** WORK ITEM **
Your reply should be made up of every line in the records below that holds the string "this".

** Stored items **
Content starts

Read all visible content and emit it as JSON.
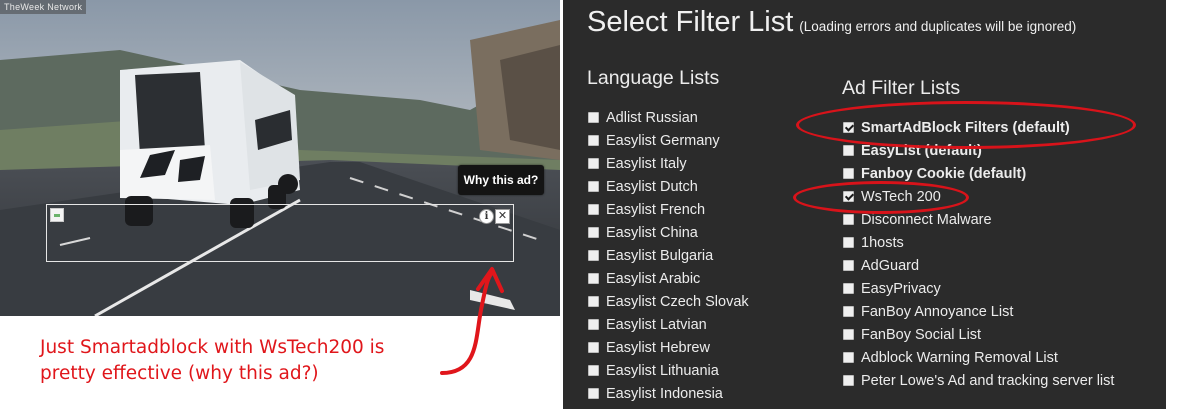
{
  "video": {
    "network_logo": "TheWeek Network",
    "why_this_ad": "Why this ad?",
    "ad_info_icon": "info-icon",
    "ad_close_icon": "close-icon",
    "ad_close_glyph": "✕",
    "ad_info_glyph": "i"
  },
  "annotation": {
    "line1": "Just Smartadblock with WsTech200 is",
    "line2": "pretty effective (why this ad?)",
    "color": "#e0161b"
  },
  "filter_panel": {
    "title": "Select Filter List",
    "subtitle": "(Loading errors and duplicates will be ignored)",
    "language_heading": "Language Lists",
    "ad_heading": "Ad Filter Lists",
    "language_lists": [
      {
        "label": "Adlist Russian",
        "checked": false
      },
      {
        "label": "Easylist Germany",
        "checked": false
      },
      {
        "label": "Easylist Italy",
        "checked": false
      },
      {
        "label": "Easylist Dutch",
        "checked": false
      },
      {
        "label": "Easylist French",
        "checked": false
      },
      {
        "label": "Easylist China",
        "checked": false
      },
      {
        "label": "Easylist Bulgaria",
        "checked": false
      },
      {
        "label": "Easylist Arabic",
        "checked": false
      },
      {
        "label": "Easylist Czech Slovak",
        "checked": false
      },
      {
        "label": "Easylist Latvian",
        "checked": false
      },
      {
        "label": "Easylist Hebrew",
        "checked": false
      },
      {
        "label": "Easylist Lithuania",
        "checked": false
      },
      {
        "label": "Easylist Indonesia",
        "checked": false
      }
    ],
    "ad_lists": [
      {
        "label": "SmartAdBlock Filters (default)",
        "checked": true,
        "bold": true
      },
      {
        "label": "EasyList (default)",
        "checked": false,
        "bold": true
      },
      {
        "label": "Fanboy Cookie (default)",
        "checked": false,
        "bold": true
      },
      {
        "label": "WsTech 200",
        "checked": true,
        "bold": false
      },
      {
        "label": "Disconnect Malware",
        "checked": false,
        "bold": false
      },
      {
        "label": "1hosts",
        "checked": false,
        "bold": false
      },
      {
        "label": "AdGuard",
        "checked": false,
        "bold": false
      },
      {
        "label": "EasyPrivacy",
        "checked": false,
        "bold": false
      },
      {
        "label": "FanBoy Annoyance List",
        "checked": false,
        "bold": false
      },
      {
        "label": "FanBoy Social List",
        "checked": false,
        "bold": false
      },
      {
        "label": "Adblock Warning Removal List",
        "checked": false,
        "bold": false
      },
      {
        "label": "Peter Lowe's Ad and tracking server list",
        "checked": false,
        "bold": false
      }
    ],
    "highlight_color": "#d8131a",
    "background_color": "#2b2b2b"
  }
}
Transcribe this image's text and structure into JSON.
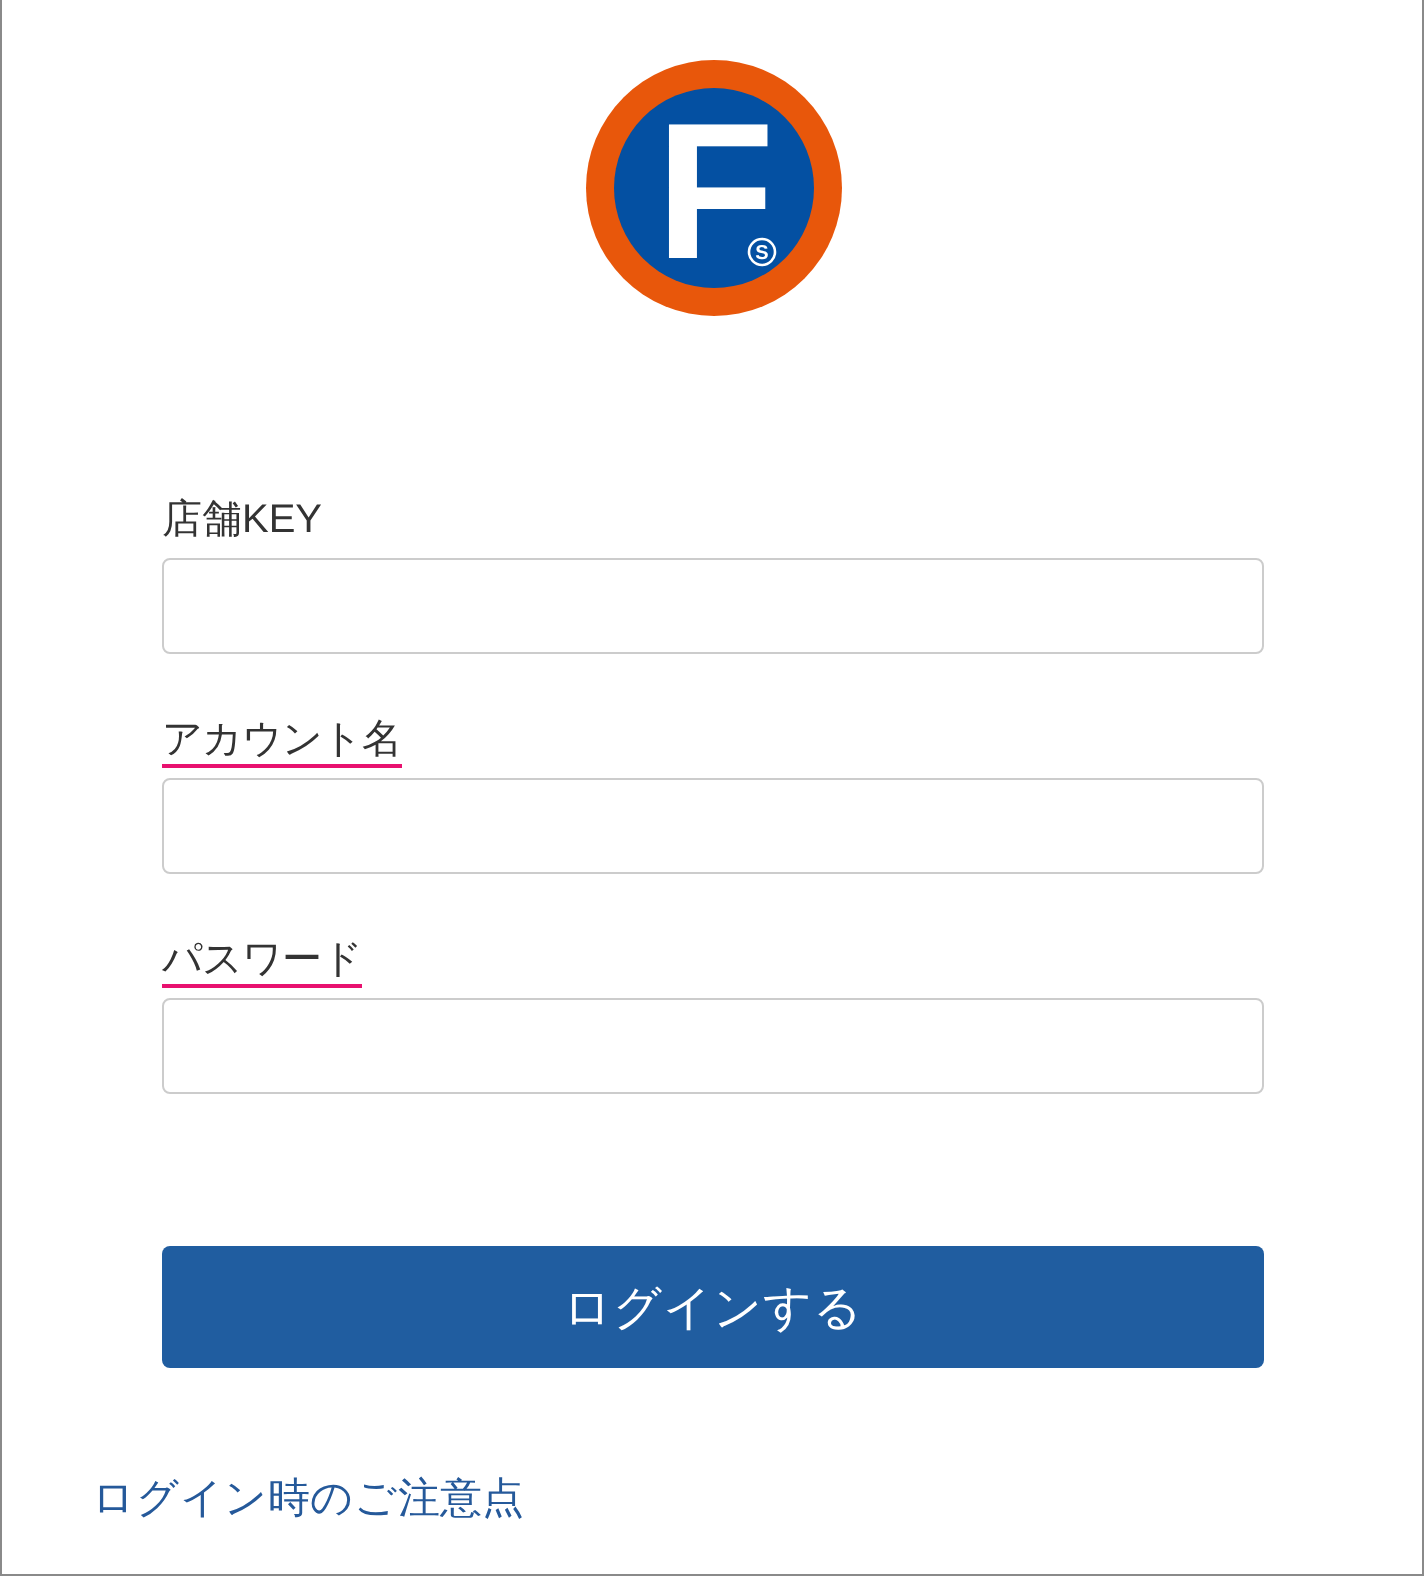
{
  "logo": {
    "letter": "F",
    "mark": "S"
  },
  "fields": [
    {
      "label": "店舗KEY",
      "underlined": false
    },
    {
      "label": "アカウント名",
      "underlined": true
    },
    {
      "label": "パスワード",
      "underlined": true
    }
  ],
  "login_button": {
    "label": "ログインする"
  },
  "notice_link": {
    "label": "ログイン時のご注意点"
  }
}
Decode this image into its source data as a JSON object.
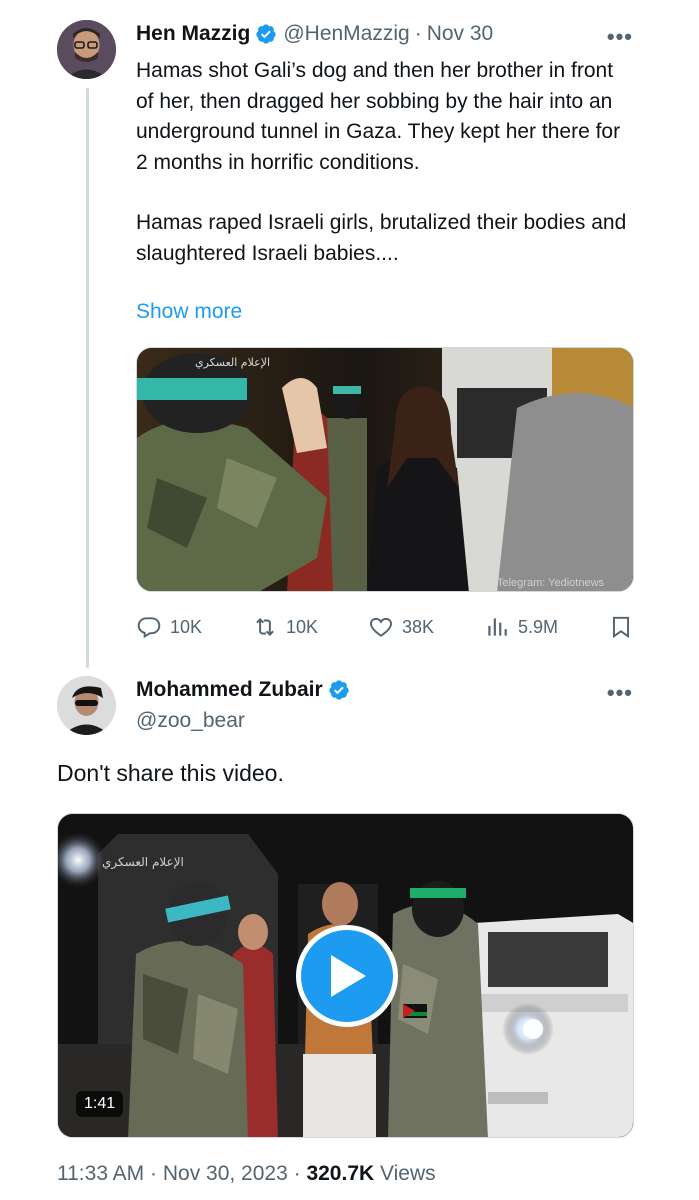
{
  "quoted_tweet": {
    "name": "Hen Mazzig",
    "handle": "@HenMazzig",
    "separator": "·",
    "date": "Nov 30",
    "more": "•••",
    "paragraph1": "Hamas shot Gali’s dog and then her brother in front of her, then dragged her sobbing by the hair into an underground tunnel in Gaza. They kept her there for 2 months in horrific conditions.",
    "paragraph2": "Hamas raped Israeli girls, brutalized their bodies and slaughtered Israeli babies....",
    "show_more": "Show more",
    "media_watermark": "Telegram: Yediotnews",
    "media_logo": "الإعلام العسكري",
    "stats": {
      "replies": "10K",
      "reposts": "10K",
      "likes": "38K",
      "views": "5.9M"
    }
  },
  "main_tweet": {
    "name": "Mohammed Zubair",
    "handle": "@zoo_bear",
    "more": "•••",
    "text": "Don't share this video.",
    "media_logo": "الإعلام العسكري",
    "video_duration": "1:41",
    "footer": {
      "time": "11:33 AM",
      "sep1": " · ",
      "date": "Nov 30, 2023",
      "sep2": " · ",
      "views_count": "320.7K",
      "views_label": " Views"
    }
  },
  "colors": {
    "accent": "#1d9bf0",
    "text": "#0f1419",
    "secondary": "#536471"
  }
}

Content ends

** OUTPUT OF THE EXERCISE **
    "why_this_ad": "Why this ad?",
    "line2": "pretty effective (why this ad?)",
Transcribe this image's text and structure into JSON.
Decode this image into its source data as a JSON object.
    "text": "Don't share this video.",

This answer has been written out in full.